Dona Flor's first husband, Vadinho, was a rogue and a rake; he dies a young man on a Sunday of Carnaval, "dressed up like a Bahian woman . . . dancing the samba," after a decade of hard living. Three years after his death, Dona Flor marries Dr. Teodoro Madureira, a pharmacist "of serene bearing and respectful manners." He treats his new wife "as a sensitive flower, compounded of chastity and innocence, worthy of the greatest respect."
But Flor, though a model wife, finds the meetings of the Pharmaceutical Assn. a bit dull. She longs instead for the man who knew how to unleash her "violent and positively unbounded" passion, and her very longing and desire (with a little help from the divine Exu) bring Vadinho back from the dead and into her life.

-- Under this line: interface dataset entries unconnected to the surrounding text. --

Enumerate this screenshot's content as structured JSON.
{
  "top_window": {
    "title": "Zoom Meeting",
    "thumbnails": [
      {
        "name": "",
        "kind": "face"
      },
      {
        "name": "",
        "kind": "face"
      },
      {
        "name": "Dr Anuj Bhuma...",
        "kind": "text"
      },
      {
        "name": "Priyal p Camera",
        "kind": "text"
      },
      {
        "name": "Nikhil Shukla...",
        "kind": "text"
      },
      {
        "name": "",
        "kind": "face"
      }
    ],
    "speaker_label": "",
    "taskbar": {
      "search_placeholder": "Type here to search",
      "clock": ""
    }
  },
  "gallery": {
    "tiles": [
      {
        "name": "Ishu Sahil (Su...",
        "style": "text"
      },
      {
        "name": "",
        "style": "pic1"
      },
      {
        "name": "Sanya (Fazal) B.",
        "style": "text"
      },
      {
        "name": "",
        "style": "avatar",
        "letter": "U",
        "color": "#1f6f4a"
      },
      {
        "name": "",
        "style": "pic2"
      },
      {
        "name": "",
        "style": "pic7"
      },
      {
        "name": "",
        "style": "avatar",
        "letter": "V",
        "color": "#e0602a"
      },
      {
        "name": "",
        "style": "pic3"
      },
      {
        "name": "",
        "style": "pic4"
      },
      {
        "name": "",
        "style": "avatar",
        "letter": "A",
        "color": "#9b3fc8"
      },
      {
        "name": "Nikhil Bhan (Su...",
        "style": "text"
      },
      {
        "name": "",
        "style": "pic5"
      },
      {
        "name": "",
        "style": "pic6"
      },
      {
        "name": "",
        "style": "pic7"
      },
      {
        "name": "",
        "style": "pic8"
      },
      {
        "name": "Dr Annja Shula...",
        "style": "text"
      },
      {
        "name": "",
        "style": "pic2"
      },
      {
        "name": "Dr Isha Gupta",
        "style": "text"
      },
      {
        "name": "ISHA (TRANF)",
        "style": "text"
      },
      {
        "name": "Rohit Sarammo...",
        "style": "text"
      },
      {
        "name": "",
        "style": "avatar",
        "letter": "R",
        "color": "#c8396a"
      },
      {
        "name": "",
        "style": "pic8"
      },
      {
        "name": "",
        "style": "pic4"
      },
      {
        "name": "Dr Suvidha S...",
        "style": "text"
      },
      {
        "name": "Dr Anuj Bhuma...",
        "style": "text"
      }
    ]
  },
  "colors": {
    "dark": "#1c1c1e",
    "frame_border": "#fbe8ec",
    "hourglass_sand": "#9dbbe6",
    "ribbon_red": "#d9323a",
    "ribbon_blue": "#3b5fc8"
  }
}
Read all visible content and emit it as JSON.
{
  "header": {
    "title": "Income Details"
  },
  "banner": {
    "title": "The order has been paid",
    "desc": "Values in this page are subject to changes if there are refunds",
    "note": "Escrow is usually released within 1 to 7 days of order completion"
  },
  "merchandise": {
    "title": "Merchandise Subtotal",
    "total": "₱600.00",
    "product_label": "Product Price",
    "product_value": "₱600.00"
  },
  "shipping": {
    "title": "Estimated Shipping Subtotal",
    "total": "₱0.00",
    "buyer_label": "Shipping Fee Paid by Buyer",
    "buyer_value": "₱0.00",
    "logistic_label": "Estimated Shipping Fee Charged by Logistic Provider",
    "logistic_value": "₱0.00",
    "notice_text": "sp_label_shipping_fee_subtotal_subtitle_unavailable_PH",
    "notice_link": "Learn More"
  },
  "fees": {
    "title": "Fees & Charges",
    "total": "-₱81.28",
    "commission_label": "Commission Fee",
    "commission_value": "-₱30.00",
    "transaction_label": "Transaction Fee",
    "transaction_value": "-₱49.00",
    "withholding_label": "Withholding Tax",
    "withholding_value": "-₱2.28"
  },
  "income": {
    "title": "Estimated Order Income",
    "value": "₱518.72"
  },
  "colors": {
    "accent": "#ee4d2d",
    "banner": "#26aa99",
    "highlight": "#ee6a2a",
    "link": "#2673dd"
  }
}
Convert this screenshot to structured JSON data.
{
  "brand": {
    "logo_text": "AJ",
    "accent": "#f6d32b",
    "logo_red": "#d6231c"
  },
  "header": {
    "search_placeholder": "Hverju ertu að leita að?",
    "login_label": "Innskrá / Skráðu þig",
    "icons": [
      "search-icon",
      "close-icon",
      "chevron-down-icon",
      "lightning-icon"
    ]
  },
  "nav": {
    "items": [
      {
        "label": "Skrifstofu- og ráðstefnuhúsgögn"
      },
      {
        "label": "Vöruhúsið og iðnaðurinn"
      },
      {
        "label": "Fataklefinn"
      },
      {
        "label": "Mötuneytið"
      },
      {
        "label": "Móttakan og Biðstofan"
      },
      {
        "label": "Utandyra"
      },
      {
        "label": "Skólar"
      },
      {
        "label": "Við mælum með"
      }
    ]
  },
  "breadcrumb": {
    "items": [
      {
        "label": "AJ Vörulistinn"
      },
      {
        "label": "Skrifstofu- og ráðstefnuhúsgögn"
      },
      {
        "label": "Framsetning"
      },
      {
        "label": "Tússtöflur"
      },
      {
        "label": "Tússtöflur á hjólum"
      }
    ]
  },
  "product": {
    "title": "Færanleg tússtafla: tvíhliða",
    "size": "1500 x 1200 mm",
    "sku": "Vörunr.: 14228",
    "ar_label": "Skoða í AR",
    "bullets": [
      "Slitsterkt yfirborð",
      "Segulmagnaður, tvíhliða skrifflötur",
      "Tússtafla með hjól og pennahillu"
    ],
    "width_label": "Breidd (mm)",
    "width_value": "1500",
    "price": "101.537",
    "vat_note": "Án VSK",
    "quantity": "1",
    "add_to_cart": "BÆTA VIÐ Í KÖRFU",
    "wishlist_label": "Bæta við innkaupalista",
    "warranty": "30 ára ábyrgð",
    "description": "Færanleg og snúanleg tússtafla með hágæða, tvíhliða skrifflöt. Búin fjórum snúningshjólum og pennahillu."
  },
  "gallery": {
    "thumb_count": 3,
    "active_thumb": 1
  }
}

Jorge Amado has fashioned a wonderfully comic, bawdy tale set in the Bahia section of Brazil, "where . . . acts of magic occur without startling anybody."